Embargoes, in other words, allow publishers to act like Alexander Haig in the Reagan White House, frantically running around announcing that they’re in charge and demanding obedience. Or maybe they’re more like withholding lovers-passive-aggressive, tantalizing and oh-so-attractive. The more embargoed the book is, the thinking goes, the more people will think they want it.
But as any withholding lover can tell you, there are risks to playing hard to get. For one thing, there can be timing problems. Mr. Blumenthal’s book, for example, will not have an excerpt in Time or Newsweek . Some say the magazines simply passed, but a more likely scenario is that, booked up with war coverage, the weeklies couldn’t promise a publication date that F.S.G. would accept. (The book, which lands in stores on May 20, will be excerpted on Salon.com on May 5.) And then there’s the backlash issue: “People start reviewing the embargo rather than the book,” said Ms. Constable. “An embargo can create hype, but it can also work against you by creating a suspicious media. The book has to really prove itself.”
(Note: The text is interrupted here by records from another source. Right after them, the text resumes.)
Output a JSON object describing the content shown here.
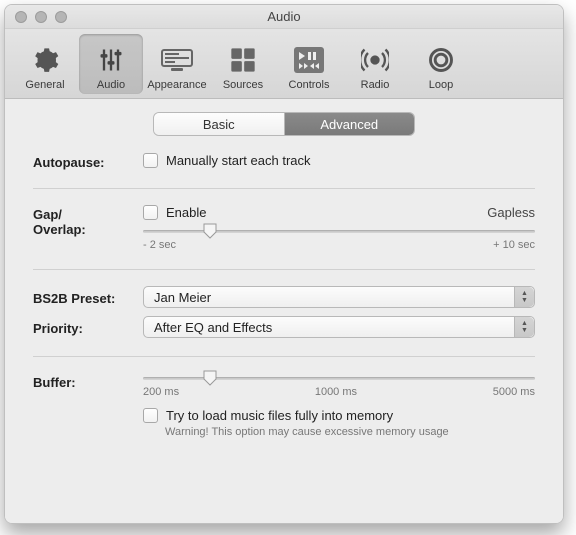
{
  "window": {
    "title": "Audio"
  },
  "toolbar": {
    "items": [
      {
        "label": "General"
      },
      {
        "label": "Audio"
      },
      {
        "label": "Appearance"
      },
      {
        "label": "Sources"
      },
      {
        "label": "Controls"
      },
      {
        "label": "Radio"
      },
      {
        "label": "Loop"
      }
    ]
  },
  "segmented": {
    "basic": "Basic",
    "advanced": "Advanced"
  },
  "autopause": {
    "label": "Autopause:",
    "option": "Manually start each track"
  },
  "gap": {
    "label": "Gap/\nOverlap:",
    "enable": "Enable",
    "gapless": "Gapless",
    "min": "- 2 sec",
    "max": "+ 10 sec"
  },
  "bs2b": {
    "label": "BS2B Preset:",
    "value": "Jan Meier"
  },
  "priority": {
    "label": "Priority:",
    "value": "After EQ and Effects"
  },
  "buffer": {
    "label": "Buffer:",
    "t1": "200 ms",
    "t2": "1000 ms",
    "t3": "5000 ms",
    "loadfully": "Try to load music files fully into memory",
    "warn": "Warning! This option may cause excessive memory usage"
  }
}
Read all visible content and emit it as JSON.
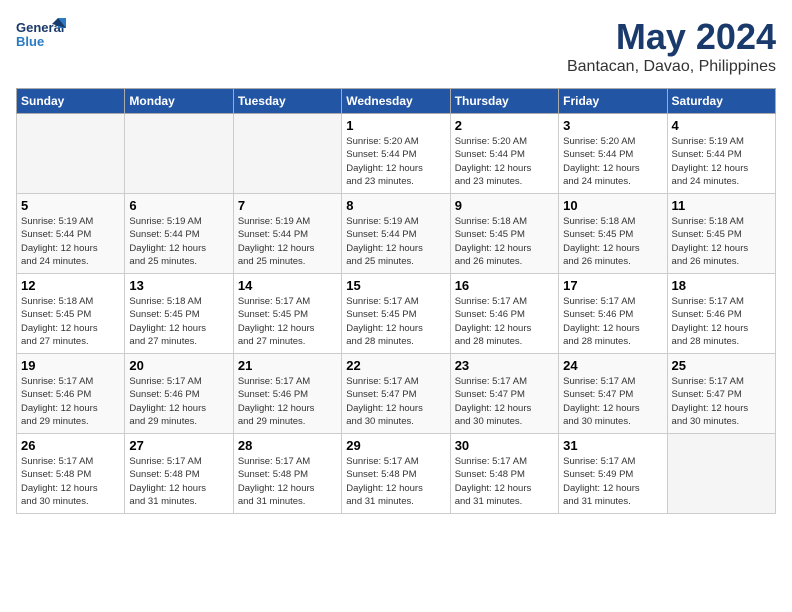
{
  "header": {
    "logo_line1": "General",
    "logo_line2": "Blue",
    "month": "May 2024",
    "location": "Bantacan, Davao, Philippines"
  },
  "weekdays": [
    "Sunday",
    "Monday",
    "Tuesday",
    "Wednesday",
    "Thursday",
    "Friday",
    "Saturday"
  ],
  "weeks": [
    [
      {
        "day": "",
        "info": ""
      },
      {
        "day": "",
        "info": ""
      },
      {
        "day": "",
        "info": ""
      },
      {
        "day": "1",
        "info": "Sunrise: 5:20 AM\nSunset: 5:44 PM\nDaylight: 12 hours\nand 23 minutes."
      },
      {
        "day": "2",
        "info": "Sunrise: 5:20 AM\nSunset: 5:44 PM\nDaylight: 12 hours\nand 23 minutes."
      },
      {
        "day": "3",
        "info": "Sunrise: 5:20 AM\nSunset: 5:44 PM\nDaylight: 12 hours\nand 24 minutes."
      },
      {
        "day": "4",
        "info": "Sunrise: 5:19 AM\nSunset: 5:44 PM\nDaylight: 12 hours\nand 24 minutes."
      }
    ],
    [
      {
        "day": "5",
        "info": "Sunrise: 5:19 AM\nSunset: 5:44 PM\nDaylight: 12 hours\nand 24 minutes."
      },
      {
        "day": "6",
        "info": "Sunrise: 5:19 AM\nSunset: 5:44 PM\nDaylight: 12 hours\nand 25 minutes."
      },
      {
        "day": "7",
        "info": "Sunrise: 5:19 AM\nSunset: 5:44 PM\nDaylight: 12 hours\nand 25 minutes."
      },
      {
        "day": "8",
        "info": "Sunrise: 5:19 AM\nSunset: 5:44 PM\nDaylight: 12 hours\nand 25 minutes."
      },
      {
        "day": "9",
        "info": "Sunrise: 5:18 AM\nSunset: 5:45 PM\nDaylight: 12 hours\nand 26 minutes."
      },
      {
        "day": "10",
        "info": "Sunrise: 5:18 AM\nSunset: 5:45 PM\nDaylight: 12 hours\nand 26 minutes."
      },
      {
        "day": "11",
        "info": "Sunrise: 5:18 AM\nSunset: 5:45 PM\nDaylight: 12 hours\nand 26 minutes."
      }
    ],
    [
      {
        "day": "12",
        "info": "Sunrise: 5:18 AM\nSunset: 5:45 PM\nDaylight: 12 hours\nand 27 minutes."
      },
      {
        "day": "13",
        "info": "Sunrise: 5:18 AM\nSunset: 5:45 PM\nDaylight: 12 hours\nand 27 minutes."
      },
      {
        "day": "14",
        "info": "Sunrise: 5:17 AM\nSunset: 5:45 PM\nDaylight: 12 hours\nand 27 minutes."
      },
      {
        "day": "15",
        "info": "Sunrise: 5:17 AM\nSunset: 5:45 PM\nDaylight: 12 hours\nand 28 minutes."
      },
      {
        "day": "16",
        "info": "Sunrise: 5:17 AM\nSunset: 5:46 PM\nDaylight: 12 hours\nand 28 minutes."
      },
      {
        "day": "17",
        "info": "Sunrise: 5:17 AM\nSunset: 5:46 PM\nDaylight: 12 hours\nand 28 minutes."
      },
      {
        "day": "18",
        "info": "Sunrise: 5:17 AM\nSunset: 5:46 PM\nDaylight: 12 hours\nand 28 minutes."
      }
    ],
    [
      {
        "day": "19",
        "info": "Sunrise: 5:17 AM\nSunset: 5:46 PM\nDaylight: 12 hours\nand 29 minutes."
      },
      {
        "day": "20",
        "info": "Sunrise: 5:17 AM\nSunset: 5:46 PM\nDaylight: 12 hours\nand 29 minutes."
      },
      {
        "day": "21",
        "info": "Sunrise: 5:17 AM\nSunset: 5:46 PM\nDaylight: 12 hours\nand 29 minutes."
      },
      {
        "day": "22",
        "info": "Sunrise: 5:17 AM\nSunset: 5:47 PM\nDaylight: 12 hours\nand 30 minutes."
      },
      {
        "day": "23",
        "info": "Sunrise: 5:17 AM\nSunset: 5:47 PM\nDaylight: 12 hours\nand 30 minutes."
      },
      {
        "day": "24",
        "info": "Sunrise: 5:17 AM\nSunset: 5:47 PM\nDaylight: 12 hours\nand 30 minutes."
      },
      {
        "day": "25",
        "info": "Sunrise: 5:17 AM\nSunset: 5:47 PM\nDaylight: 12 hours\nand 30 minutes."
      }
    ],
    [
      {
        "day": "26",
        "info": "Sunrise: 5:17 AM\nSunset: 5:48 PM\nDaylight: 12 hours\nand 30 minutes."
      },
      {
        "day": "27",
        "info": "Sunrise: 5:17 AM\nSunset: 5:48 PM\nDaylight: 12 hours\nand 31 minutes."
      },
      {
        "day": "28",
        "info": "Sunrise: 5:17 AM\nSunset: 5:48 PM\nDaylight: 12 hours\nand 31 minutes."
      },
      {
        "day": "29",
        "info": "Sunrise: 5:17 AM\nSunset: 5:48 PM\nDaylight: 12 hours\nand 31 minutes."
      },
      {
        "day": "30",
        "info": "Sunrise: 5:17 AM\nSunset: 5:48 PM\nDaylight: 12 hours\nand 31 minutes."
      },
      {
        "day": "31",
        "info": "Sunrise: 5:17 AM\nSunset: 5:49 PM\nDaylight: 12 hours\nand 31 minutes."
      },
      {
        "day": "",
        "info": ""
      }
    ]
  ]
}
So why run the risk? Maybe, as publishers will tell you, controlling the publicity increases awareness and sales. But it seems to me that, like all weapons of mass dissemination, embargoes should be used very, very sparingly. “To be embargoed, a book needs a ‘gotcha’ fact-the kind of revelation that can land you on page 1 of The New York Times or The Washington Post ,” said former Little, Brown publisher Sarah Crichton, who successfully embargoed George Stephanopoulos’ juicy Clinton tell-all, All Too Human . But, she added, the book also needs “legs” (as they say in Hollywood). Hell hath no fury like an expectant reader scorned-and a book that has only one interesting factoid worth controlling leads to bad word-of-mouth and a quick demise.
Then again, there are embargoed books that break all the rules. To wit, the most successful embargo in the history of publishing was levied on a book that wasn’t controversial, was fiction and already had plenty of word of mouth. That book was, of course, Harry Potter and the Goblet of Fire , which Scholastic decreed would not be seen by anyone until midnight on a certain date in July 2000. Once they were told that they couldn’t get a look at it earlier, both the press and the public went wild. There were reports of break-ins at the warehouses holding the books, and practically every parent in America logged on or lined up to get a copy the first day. There were even some leaks-of the title and the plot-which embargoing publishers dutifully decried, but which some will admit actually helped the book. Within weeks, millions of copies were sold.
Would Harry Potter and the Goblet of Fire have been a best-seller in any case? Undoubtedly. But this way, at least, the journalists and the publicists got to have a little fun.
Sara Nelson is the author of the forthcoming So Many Books, So Little Time (Putnam).